I don’t understand how men can still feel that they have this inherent right to comment on women’s appearance, and to consistently claim that women should take it as a “compliment,”when so many women’s organizations are now vocally expressing that it does just the opposite. The Hollaback Project, a US-based organization, started because women wanted to be able to do something to combat this feeling of humiliation by turning it back onto their harassers. Women take pictures of their harassers on their phones, and then send them in with a description of the incident and the location. This serves two purposes: to create space for empowerment and agency, and to create a supportive network of information to help women avoid spaces where they are more likely to encounter street harassment. It is also a space to share stories, information, and general experiences through the forms of comments and even youtube videos.

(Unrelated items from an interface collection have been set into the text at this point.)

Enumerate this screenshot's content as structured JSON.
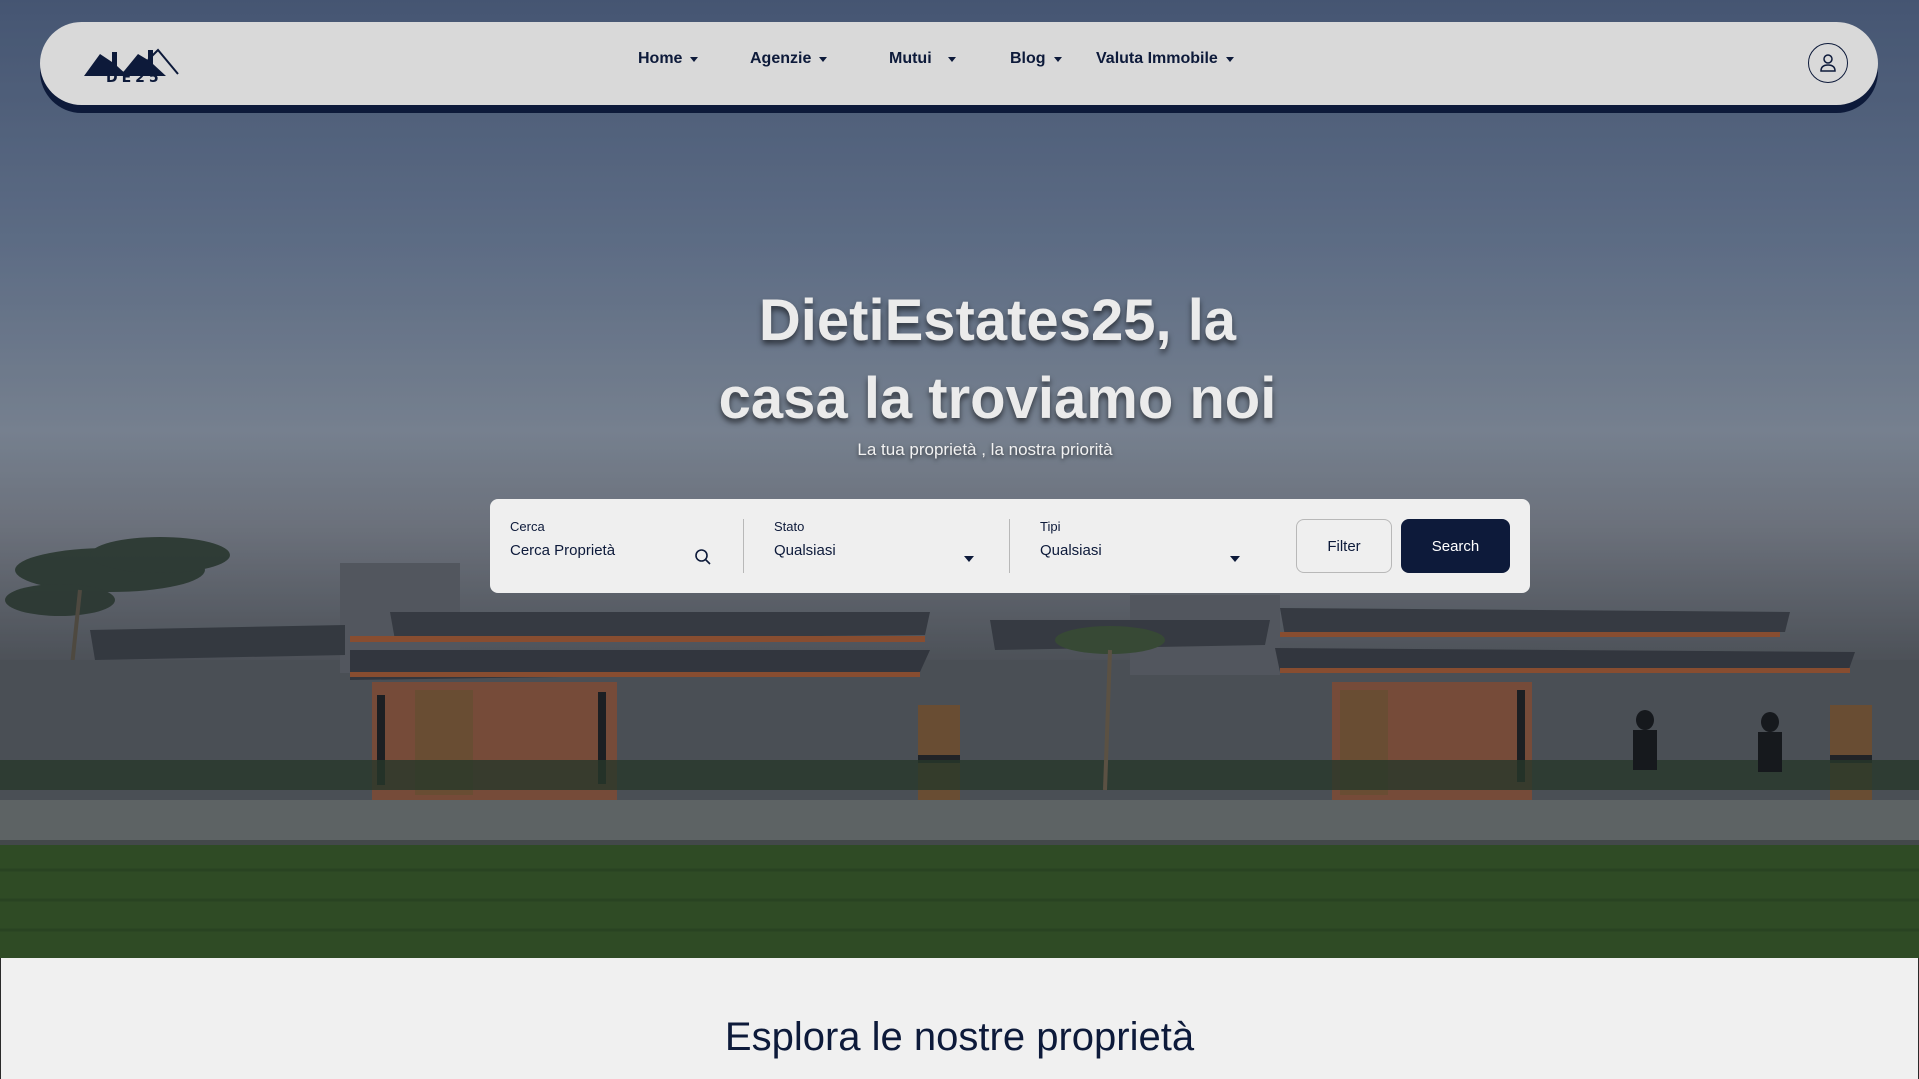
{
  "brand": {
    "logo_text": "DE25"
  },
  "nav": {
    "items": [
      {
        "label": "Home"
      },
      {
        "label": "Agenzie"
      },
      {
        "label": "Mutui"
      },
      {
        "label": "Blog"
      },
      {
        "label": "Valuta Immobile"
      }
    ]
  },
  "hero": {
    "title_line1": "DietiEstates25, la",
    "title_line2": "casa la troviamo noi",
    "subtitle": "La tua proprietà , la nostra priorità"
  },
  "search": {
    "query_label": "Cerca",
    "query_value": "Cerca Proprietà",
    "stato_label": "Stato",
    "stato_value": "Qualsiasi",
    "tipi_label": "Tipi",
    "tipi_value": "Qualsiasi",
    "filter_label": "Filter",
    "search_label": "Search"
  },
  "section": {
    "title": "Esplora le nostre proprietà"
  },
  "colors": {
    "primary": "#0d1a3a",
    "navbar_bg": "#d9d9d9",
    "search_bg": "#efefef"
  }
}
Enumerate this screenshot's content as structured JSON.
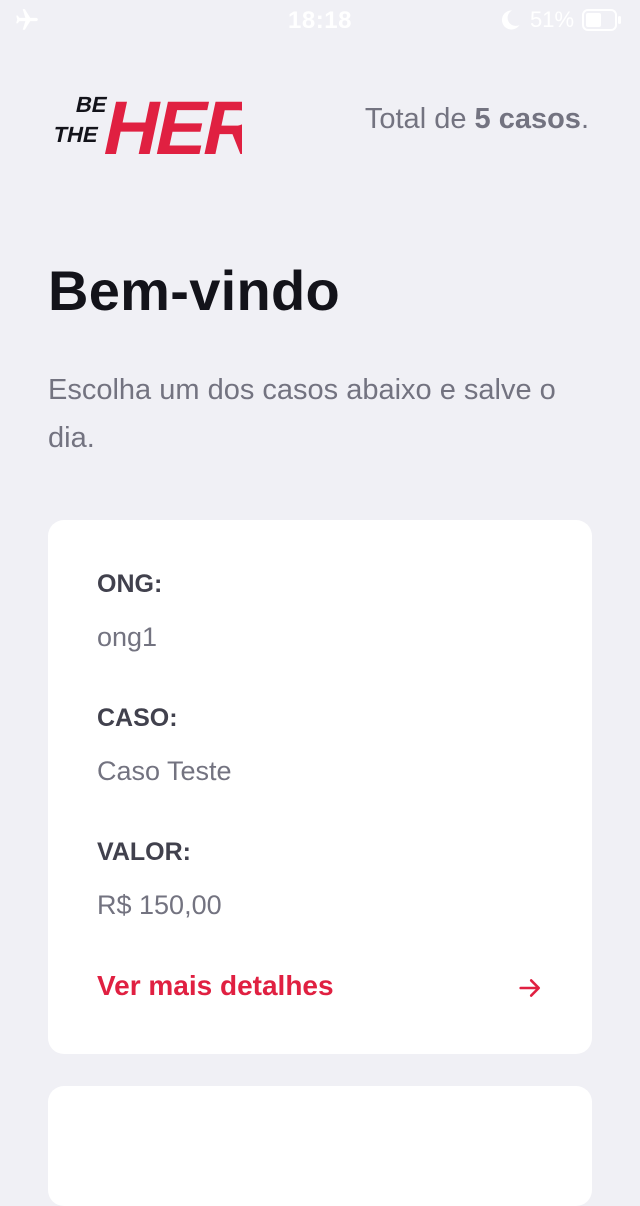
{
  "status_bar": {
    "time": "18:18",
    "battery": "51%",
    "icons": [
      "airplane-icon",
      "moon-icon",
      "battery-icon"
    ]
  },
  "header": {
    "logo_icon": "be-the-hero-logo",
    "logo_text": "BE THE HERO",
    "total_prefix": "Total de ",
    "total_count": "5 casos",
    "total_suffix": "."
  },
  "main": {
    "title": "Bem-vindo",
    "description": "Escolha um dos casos abaixo e salve o dia."
  },
  "incidents": [
    {
      "ong_label": "ONG:",
      "ong_value": "ong1",
      "case_label": "CASO:",
      "case_value": "Caso Teste",
      "value_label": "VALOR:",
      "value_value": "R$ 150,00",
      "details_label": "Ver mais detalhes",
      "details_icon": "arrow-right-icon"
    }
  ],
  "colors": {
    "background": "#f0f0f5",
    "brand_red": "#e02041",
    "title": "#13131a",
    "label": "#41414d",
    "text": "#737380",
    "card": "#ffffff"
  }
}
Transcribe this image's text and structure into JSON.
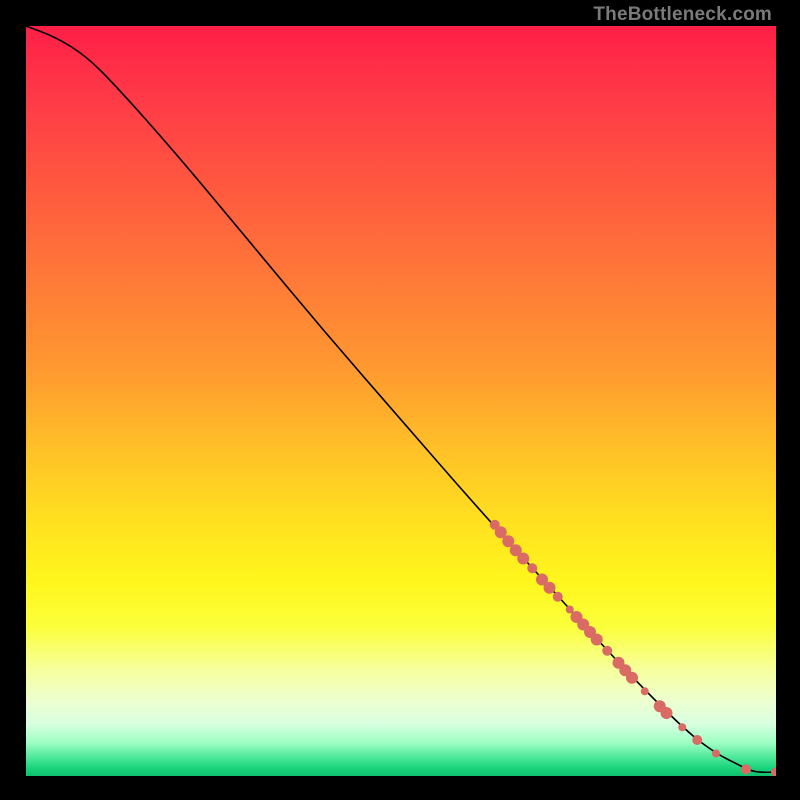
{
  "watermark": "TheBottleneck.com",
  "colors": {
    "curve": "#000000",
    "dots": "#d96a64",
    "background_top": "#ff1f47",
    "background_bottom": "#0fbf6d"
  },
  "chart_data": {
    "type": "line",
    "title": "",
    "xlabel": "",
    "ylabel": "",
    "xlim": [
      0,
      100
    ],
    "ylim": [
      0,
      100
    ],
    "grid": false,
    "series": [
      {
        "name": "curve",
        "x": [
          0,
          4,
          8,
          12,
          20,
          30,
          40,
          50,
          60,
          70,
          80,
          88,
          92,
          95,
          97,
          100
        ],
        "y": [
          100,
          98.5,
          96,
          92,
          83,
          71,
          59,
          47.5,
          36,
          25,
          14,
          6,
          3,
          1.5,
          0.5,
          0.5
        ]
      }
    ],
    "scatter_points": [
      {
        "x": 62.5,
        "y": 33.5,
        "r": 5
      },
      {
        "x": 63.3,
        "y": 32.5,
        "r": 6
      },
      {
        "x": 64.3,
        "y": 31.3,
        "r": 6
      },
      {
        "x": 65.3,
        "y": 30.1,
        "r": 6
      },
      {
        "x": 66.3,
        "y": 29.0,
        "r": 6
      },
      {
        "x": 67.5,
        "y": 27.7,
        "r": 5
      },
      {
        "x": 68.8,
        "y": 26.2,
        "r": 6
      },
      {
        "x": 69.8,
        "y": 25.1,
        "r": 6
      },
      {
        "x": 70.9,
        "y": 23.9,
        "r": 5
      },
      {
        "x": 72.5,
        "y": 22.2,
        "r": 4
      },
      {
        "x": 73.4,
        "y": 21.2,
        "r": 6
      },
      {
        "x": 74.3,
        "y": 20.2,
        "r": 6
      },
      {
        "x": 75.2,
        "y": 19.2,
        "r": 6
      },
      {
        "x": 76.1,
        "y": 18.2,
        "r": 6
      },
      {
        "x": 77.5,
        "y": 16.7,
        "r": 5
      },
      {
        "x": 79.0,
        "y": 15.1,
        "r": 6
      },
      {
        "x": 79.9,
        "y": 14.1,
        "r": 6
      },
      {
        "x": 80.8,
        "y": 13.1,
        "r": 6
      },
      {
        "x": 82.5,
        "y": 11.3,
        "r": 4
      },
      {
        "x": 84.5,
        "y": 9.3,
        "r": 6
      },
      {
        "x": 85.4,
        "y": 8.4,
        "r": 6
      },
      {
        "x": 87.5,
        "y": 6.5,
        "r": 4
      },
      {
        "x": 89.5,
        "y": 4.8,
        "r": 5
      },
      {
        "x": 92.0,
        "y": 3.0,
        "r": 4
      },
      {
        "x": 96.0,
        "y": 0.9,
        "r": 5
      },
      {
        "x": 100.0,
        "y": 0.5,
        "r": 5
      }
    ]
  }
}
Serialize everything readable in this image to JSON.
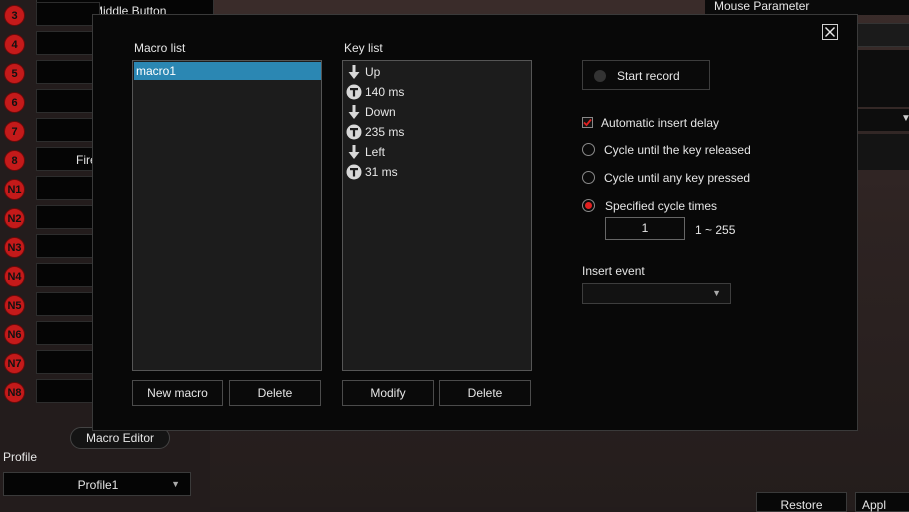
{
  "background": {
    "top_button_label": "Middle Button",
    "mouse_parameter_title": "Mouse Parameter",
    "side_button_fragment": "Fire",
    "button_rows": [
      "3",
      "4",
      "5",
      "6",
      "7",
      "8",
      "N1",
      "N2",
      "N3",
      "N4",
      "N5",
      "N6",
      "N7",
      "N8"
    ],
    "macro_editor_label": "Macro Editor",
    "profile_label": "Profile",
    "profile_value": "Profile1",
    "restore_label": "Restore",
    "apply_label": "Appl",
    "dropdown_arrow": "▼"
  },
  "dialog": {
    "macro_list_label": "Macro list",
    "macros": [
      "macro1"
    ],
    "key_list_label": "Key list",
    "keys": [
      {
        "icon": "arrow-down-icon",
        "text": "Up"
      },
      {
        "icon": "timer-icon",
        "text": "140 ms"
      },
      {
        "icon": "arrow-down-icon",
        "text": "Down"
      },
      {
        "icon": "timer-icon",
        "text": "235 ms"
      },
      {
        "icon": "arrow-down-icon",
        "text": "Left"
      },
      {
        "icon": "timer-icon",
        "text": "31 ms"
      }
    ],
    "new_macro_label": "New macro",
    "delete_macro_label": "Delete",
    "modify_label": "Modify",
    "delete_key_label": "Delete",
    "start_record_label": "Start record",
    "auto_insert_delay_label": "Automatic insert delay",
    "auto_insert_delay_checked": true,
    "cycle_released_label": "Cycle until the key released",
    "cycle_any_key_label": "Cycle until any key pressed",
    "specified_cycle_label": "Specified cycle times",
    "selected_cycle_mode": "specified",
    "cycle_times_value": "1",
    "cycle_range_label": "1 ~ 255",
    "insert_event_label": "Insert event",
    "insert_event_value": ""
  },
  "colors": {
    "accent_red": "#e02020",
    "selection_blue": "#2b87b3"
  }
}
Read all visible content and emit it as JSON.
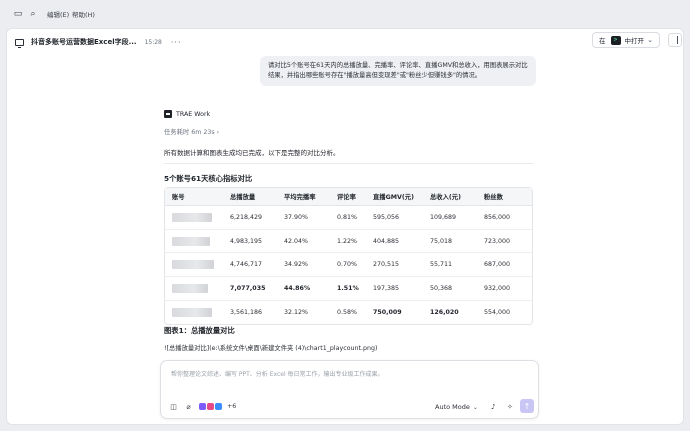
{
  "menu": {
    "edit": "编辑(E)",
    "help": "帮助(H)"
  },
  "header": {
    "title": "抖音多账号运营数据Excel字段...",
    "time": "15:28",
    "more": "···",
    "open_in_prefix": "在",
    "open_in_label": "中打开",
    "badge": "&gt;"
  },
  "conversation": {
    "user_message": "请对比5个账号在61天内的总播放量、完播率、评论率、直播GMV和总收入，用图表展示对比结果，并指出哪些账号存在\"播放量高但变现差\"或\"粉丝少但赚钱多\"的情况。",
    "assistant_name": "TRAE Work",
    "task_time": "任务耗时 6m 23s",
    "intro": "所有数据计算和图表生成均已完成，以下是完整的对比分析。",
    "table_heading": "5个账号61天核心指标对比",
    "chart_heading": "图表1：总播放量对比",
    "image_ref": "![总播放量对比](e:\\系统文件\\桌面\\新建文件夹 (4)\\chart1_playcount.png)"
  },
  "table": {
    "headers": [
      "账号",
      "总播放量",
      "平均完播率",
      "评论率",
      "直播GMV(元)",
      "总收入(元)",
      "粉丝数"
    ],
    "rows": [
      {
        "cells": [
          "6,218,429",
          "37.90%",
          "0.81%",
          "595,056",
          "109,689",
          "856,000"
        ],
        "bold": [
          false,
          false,
          false,
          false,
          false,
          false
        ]
      },
      {
        "cells": [
          "4,983,195",
          "42.04%",
          "1.22%",
          "404,885",
          "75,018",
          "723,000"
        ],
        "bold": [
          false,
          false,
          false,
          false,
          false,
          false
        ]
      },
      {
        "cells": [
          "4,746,717",
          "34.92%",
          "0.70%",
          "270,515",
          "55,711",
          "687,000"
        ],
        "bold": [
          false,
          false,
          false,
          false,
          false,
          false
        ]
      },
      {
        "cells": [
          "7,077,035",
          "44.86%",
          "1.51%",
          "197,385",
          "50,368",
          "932,000"
        ],
        "bold": [
          true,
          true,
          true,
          false,
          false,
          false
        ]
      },
      {
        "cells": [
          "3,561,186",
          "32.12%",
          "0.58%",
          "750,009",
          "126,020",
          "554,000"
        ],
        "bold": [
          false,
          false,
          false,
          true,
          true,
          false
        ]
      }
    ]
  },
  "composer": {
    "placeholder": "帮你整理论文综述、编写 PPT、分析 Excel 每日常工作，输出专业级工作成果。",
    "extra_count": "+6",
    "mode": "Auto Mode",
    "mode_chevron": "⌄"
  },
  "colors": {
    "accent": "#c9c6f5",
    "chip1": "#7b5cff",
    "chip2": "#e44b86",
    "chip3": "#3a8dff"
  }
}
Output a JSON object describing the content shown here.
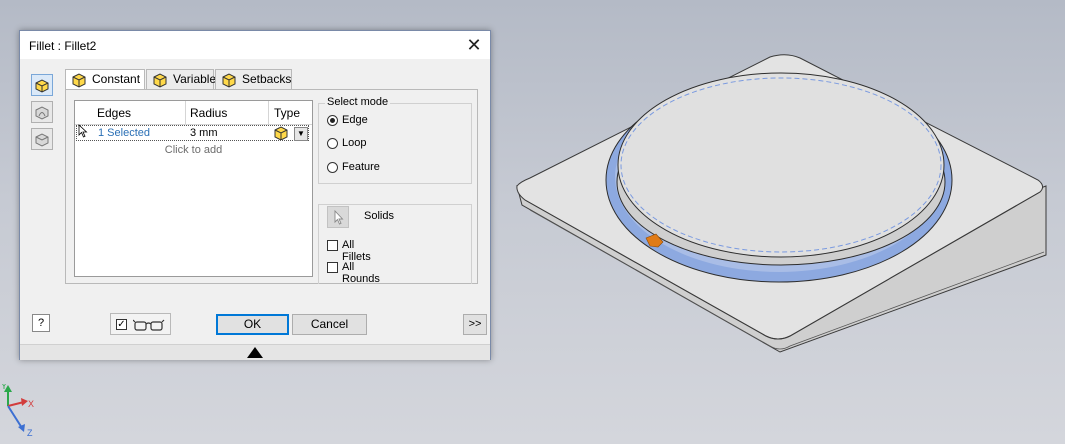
{
  "dialog": {
    "title": "Fillet : Fillet2",
    "close_glyph": "✕",
    "mode_icons": [
      "fillet-edge-icon",
      "fillet-face-icon",
      "fillet-full-round-icon"
    ],
    "tabs": [
      {
        "label": "Constant",
        "icon": "constant-fillet-icon"
      },
      {
        "label": "Variable",
        "icon": "variable-fillet-icon"
      },
      {
        "label": "Setbacks",
        "icon": "setbacks-fillet-icon"
      }
    ],
    "grid": {
      "headers": [
        "Edges",
        "Radius",
        "Type"
      ],
      "row": {
        "edges": "1 Selected",
        "radius": "3 mm",
        "type_icon": "fillet-type-icon"
      },
      "click_to_add": "Click to add"
    },
    "select_mode": {
      "label": "Select mode",
      "options": [
        "Edge",
        "Loop",
        "Feature"
      ],
      "selected": "Edge"
    },
    "solids": {
      "label": "Solids",
      "icon": "select-solid-icon"
    },
    "checkboxes": [
      "All Fillets",
      "All Rounds"
    ],
    "help_glyph": "?",
    "ok_label": "OK",
    "cancel_label": "Cancel",
    "more_label": ">>",
    "preview_icon": "glasses-preview-icon"
  },
  "viewcube_axes": {
    "x": "X",
    "y": "Y",
    "z": "Z"
  },
  "colors": {
    "accent": "#0078d7",
    "selection_highlight": "#7ea4e6",
    "link_blue": "#2a6fb5",
    "pointer_orange": "#e07b17"
  }
}
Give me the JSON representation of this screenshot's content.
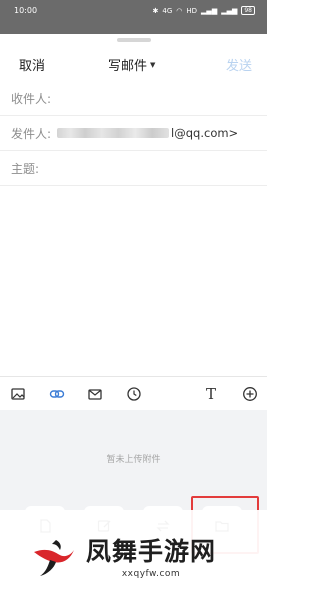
{
  "status_bar": {
    "time": "10:00",
    "indicators": [
      "bluetooth-icon",
      "4G",
      "wifi-icon",
      "HD",
      "signal-icon",
      "signal-icon"
    ],
    "battery": "98"
  },
  "header": {
    "cancel_label": "取消",
    "title": "写邮件",
    "send_label": "发送"
  },
  "fields": {
    "to_label": "收件人:",
    "from_label": "发件人:",
    "from_value_suffix": "l@qq.com>",
    "subject_label": "主题:"
  },
  "toolbar": {
    "items": [
      "image-icon",
      "link-icon",
      "mail-icon",
      "clock-icon",
      "text-format-icon",
      "add-icon"
    ],
    "text_glyph": "T"
  },
  "attachments": {
    "empty_hint": "暂未上传附件",
    "tiles": [
      "document-icon",
      "edit-note-icon",
      "transfer-icon",
      "folder-icon"
    ]
  },
  "watermark": {
    "title": "凤舞手游网",
    "url": "xxqyfw.com"
  },
  "colors": {
    "send_disabled": "#b9d3f0",
    "link_accent": "#3a7bd5",
    "highlight": "#e33b3b"
  }
}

These organizations aren’t just popping up in the United States. They exist all over the world. In India, the Blank Noise project was developed to work against ‘eve teasing,’ the colloquial term for all kinds of street harassment, including physical contact. They want the public to know that “I Never Ask For It.” In Egypt, the HarassMap attempts to address the multiple facets of this problem by encouraging individuals to send in information about harassment, which is then put on a map. HarassMap then sends information to the individual to let them know about counseling and other services in their area, and also how to make a police report. The reports from women are compiled into statistics of street harassment, which are then given to police and local governmental officials to aid their combating this problem from a governmental standpoint. The areas with the most street harassment then are targeted by increased community organizing around the issue.

So, sir, now that you know what the fuck is up, I would hope that you would be wondering why so many women all over the world are responding in this way if what you’re doing is really to make us feel good. Then the next logical conclusion is that, good lord, who knew, but it doesn’t. It is harassment. And it needs to stop. You may call me dramatic for my next statement, but that’s OK, because I’ll call you an oppressor and part of the problem. Not only is street harassment a part of the reiteration of gendered inequality and hierarchies, it contributes to the constant reconstitution of our rape culture reality. If men are encouraged to see women’s bodies as there for their enjoyment, and then feel no chagrin in voicing their approval, how much of a leap is this to rape and sexual assault? Some people ask, “how can men feel it is OK to violate women in such a way?” when talking about sexual assault and rape, but those same people will tell you that you should just take street harassment in the form of inappropriately sexual language, catcalls, honks, and other comments as “compliments.” It isn’t complimentary for someone to force their sexual desire of your body onto you, in any way, shape or form.

So, in conclusion, you rude ass motherfucker, not only are you lewd and ignorant of the impact of your actions, but you are also contributing to the constant approval of gender inequality and violence by continuing to make comments like the one you made today. And that’s what’s up.